Among the entries below, tally each line where the word "Traffic" appears and state only the total.

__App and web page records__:
--- START ---

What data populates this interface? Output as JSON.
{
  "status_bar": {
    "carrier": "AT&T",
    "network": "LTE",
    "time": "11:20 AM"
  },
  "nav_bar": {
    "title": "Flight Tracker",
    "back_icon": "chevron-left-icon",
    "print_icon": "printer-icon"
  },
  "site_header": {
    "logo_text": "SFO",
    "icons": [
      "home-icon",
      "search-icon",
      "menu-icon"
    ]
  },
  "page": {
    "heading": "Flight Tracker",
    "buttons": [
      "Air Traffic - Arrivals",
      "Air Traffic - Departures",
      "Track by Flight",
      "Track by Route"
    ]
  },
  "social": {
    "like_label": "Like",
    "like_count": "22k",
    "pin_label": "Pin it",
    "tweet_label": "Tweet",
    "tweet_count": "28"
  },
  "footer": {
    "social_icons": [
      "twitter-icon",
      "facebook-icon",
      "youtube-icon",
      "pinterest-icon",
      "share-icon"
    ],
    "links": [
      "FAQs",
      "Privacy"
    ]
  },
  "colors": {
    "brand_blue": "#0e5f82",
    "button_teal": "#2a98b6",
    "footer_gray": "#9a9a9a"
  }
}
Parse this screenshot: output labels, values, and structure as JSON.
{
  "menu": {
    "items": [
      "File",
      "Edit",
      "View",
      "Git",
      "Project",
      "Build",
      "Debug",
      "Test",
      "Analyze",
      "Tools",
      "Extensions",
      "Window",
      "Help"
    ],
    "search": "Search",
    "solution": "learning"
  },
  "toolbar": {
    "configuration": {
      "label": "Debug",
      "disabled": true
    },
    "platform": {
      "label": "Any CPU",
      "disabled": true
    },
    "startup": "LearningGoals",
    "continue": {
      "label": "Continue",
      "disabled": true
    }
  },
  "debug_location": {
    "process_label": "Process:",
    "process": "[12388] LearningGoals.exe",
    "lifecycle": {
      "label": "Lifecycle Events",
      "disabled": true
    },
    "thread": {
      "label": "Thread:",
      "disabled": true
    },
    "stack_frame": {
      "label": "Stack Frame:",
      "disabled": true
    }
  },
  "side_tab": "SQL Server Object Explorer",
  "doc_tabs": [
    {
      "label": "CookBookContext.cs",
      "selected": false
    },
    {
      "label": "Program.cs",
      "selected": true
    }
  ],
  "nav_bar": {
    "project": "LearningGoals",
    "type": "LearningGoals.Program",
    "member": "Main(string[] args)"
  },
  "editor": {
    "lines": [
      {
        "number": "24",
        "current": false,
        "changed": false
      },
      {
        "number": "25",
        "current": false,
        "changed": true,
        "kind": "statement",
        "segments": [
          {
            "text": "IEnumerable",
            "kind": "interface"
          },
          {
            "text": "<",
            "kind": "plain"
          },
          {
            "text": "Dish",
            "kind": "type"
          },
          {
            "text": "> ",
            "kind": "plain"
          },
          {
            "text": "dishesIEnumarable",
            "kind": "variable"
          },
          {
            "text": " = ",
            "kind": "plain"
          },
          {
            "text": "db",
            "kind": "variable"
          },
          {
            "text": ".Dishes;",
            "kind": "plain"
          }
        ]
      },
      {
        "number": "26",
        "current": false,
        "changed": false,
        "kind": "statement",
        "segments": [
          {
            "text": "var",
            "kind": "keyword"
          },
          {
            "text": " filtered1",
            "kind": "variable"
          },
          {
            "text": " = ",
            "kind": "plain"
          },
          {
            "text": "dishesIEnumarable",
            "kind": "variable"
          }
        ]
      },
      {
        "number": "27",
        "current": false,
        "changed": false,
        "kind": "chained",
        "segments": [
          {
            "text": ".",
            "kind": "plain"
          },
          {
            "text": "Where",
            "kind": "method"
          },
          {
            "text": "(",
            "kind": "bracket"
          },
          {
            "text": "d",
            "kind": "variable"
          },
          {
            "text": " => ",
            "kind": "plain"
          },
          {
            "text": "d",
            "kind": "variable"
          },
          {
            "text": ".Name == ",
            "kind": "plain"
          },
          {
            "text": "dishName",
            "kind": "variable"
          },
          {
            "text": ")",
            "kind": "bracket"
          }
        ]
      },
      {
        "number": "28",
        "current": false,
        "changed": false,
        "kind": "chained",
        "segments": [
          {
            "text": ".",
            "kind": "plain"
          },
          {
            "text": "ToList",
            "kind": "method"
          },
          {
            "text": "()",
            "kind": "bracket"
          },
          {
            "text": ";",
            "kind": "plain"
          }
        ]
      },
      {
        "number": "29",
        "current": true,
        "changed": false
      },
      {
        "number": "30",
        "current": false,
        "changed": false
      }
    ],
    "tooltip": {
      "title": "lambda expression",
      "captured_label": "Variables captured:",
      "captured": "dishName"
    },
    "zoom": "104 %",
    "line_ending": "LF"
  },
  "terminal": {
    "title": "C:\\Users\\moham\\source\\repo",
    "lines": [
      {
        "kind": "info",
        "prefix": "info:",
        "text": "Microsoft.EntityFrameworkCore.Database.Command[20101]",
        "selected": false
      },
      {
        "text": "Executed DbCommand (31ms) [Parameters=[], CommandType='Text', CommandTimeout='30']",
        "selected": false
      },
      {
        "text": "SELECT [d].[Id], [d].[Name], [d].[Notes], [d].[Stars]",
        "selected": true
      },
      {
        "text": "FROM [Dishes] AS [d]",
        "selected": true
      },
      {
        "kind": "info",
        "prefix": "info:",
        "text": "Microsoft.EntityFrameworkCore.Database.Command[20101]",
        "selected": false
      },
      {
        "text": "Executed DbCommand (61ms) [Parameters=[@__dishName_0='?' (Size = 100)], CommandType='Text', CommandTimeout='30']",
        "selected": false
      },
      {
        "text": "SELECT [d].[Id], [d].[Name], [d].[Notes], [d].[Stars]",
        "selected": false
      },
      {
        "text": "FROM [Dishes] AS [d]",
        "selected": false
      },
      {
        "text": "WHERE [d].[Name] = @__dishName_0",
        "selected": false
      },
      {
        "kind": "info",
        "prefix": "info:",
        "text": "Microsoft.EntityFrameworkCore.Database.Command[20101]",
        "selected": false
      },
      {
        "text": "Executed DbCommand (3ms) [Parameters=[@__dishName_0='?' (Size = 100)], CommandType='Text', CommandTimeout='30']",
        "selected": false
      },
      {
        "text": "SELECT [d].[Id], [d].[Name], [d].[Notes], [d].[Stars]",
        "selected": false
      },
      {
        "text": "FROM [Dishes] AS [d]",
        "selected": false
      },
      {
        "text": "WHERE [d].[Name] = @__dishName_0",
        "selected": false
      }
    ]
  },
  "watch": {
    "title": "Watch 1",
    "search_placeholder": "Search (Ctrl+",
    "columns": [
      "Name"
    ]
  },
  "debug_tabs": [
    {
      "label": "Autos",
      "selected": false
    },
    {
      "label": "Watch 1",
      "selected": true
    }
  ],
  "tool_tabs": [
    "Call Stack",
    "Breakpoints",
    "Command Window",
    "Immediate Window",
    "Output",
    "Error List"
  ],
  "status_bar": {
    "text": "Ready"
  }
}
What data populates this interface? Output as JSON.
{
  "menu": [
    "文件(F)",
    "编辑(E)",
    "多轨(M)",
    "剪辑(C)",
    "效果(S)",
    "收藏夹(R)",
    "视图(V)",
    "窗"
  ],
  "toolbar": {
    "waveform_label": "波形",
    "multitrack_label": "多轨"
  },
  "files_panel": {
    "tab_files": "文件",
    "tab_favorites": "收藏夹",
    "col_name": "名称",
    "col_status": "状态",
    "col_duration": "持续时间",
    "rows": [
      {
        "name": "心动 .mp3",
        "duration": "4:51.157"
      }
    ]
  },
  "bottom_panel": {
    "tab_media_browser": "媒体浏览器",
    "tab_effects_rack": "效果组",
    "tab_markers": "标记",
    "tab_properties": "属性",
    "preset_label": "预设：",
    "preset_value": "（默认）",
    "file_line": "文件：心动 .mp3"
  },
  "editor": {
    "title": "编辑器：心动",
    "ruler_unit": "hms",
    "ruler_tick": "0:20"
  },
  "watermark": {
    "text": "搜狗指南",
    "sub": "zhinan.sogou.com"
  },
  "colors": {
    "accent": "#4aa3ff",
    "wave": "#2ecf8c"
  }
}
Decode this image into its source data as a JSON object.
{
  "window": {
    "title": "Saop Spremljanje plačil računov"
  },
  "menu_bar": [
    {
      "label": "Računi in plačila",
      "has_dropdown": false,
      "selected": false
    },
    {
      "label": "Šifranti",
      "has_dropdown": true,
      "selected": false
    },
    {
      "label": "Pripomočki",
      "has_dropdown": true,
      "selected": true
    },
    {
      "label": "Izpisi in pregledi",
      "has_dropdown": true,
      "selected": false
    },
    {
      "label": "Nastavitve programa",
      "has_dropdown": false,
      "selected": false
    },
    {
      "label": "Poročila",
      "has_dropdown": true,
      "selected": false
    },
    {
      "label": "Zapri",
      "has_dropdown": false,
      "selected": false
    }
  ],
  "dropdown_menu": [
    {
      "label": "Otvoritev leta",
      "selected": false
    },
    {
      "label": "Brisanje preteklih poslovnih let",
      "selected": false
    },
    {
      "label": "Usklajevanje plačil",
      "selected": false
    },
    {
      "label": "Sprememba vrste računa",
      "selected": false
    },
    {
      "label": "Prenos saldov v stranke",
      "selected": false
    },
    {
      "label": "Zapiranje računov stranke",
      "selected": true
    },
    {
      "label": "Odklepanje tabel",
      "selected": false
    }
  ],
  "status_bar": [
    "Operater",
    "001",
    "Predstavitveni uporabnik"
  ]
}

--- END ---

__Response for this exercise__: 2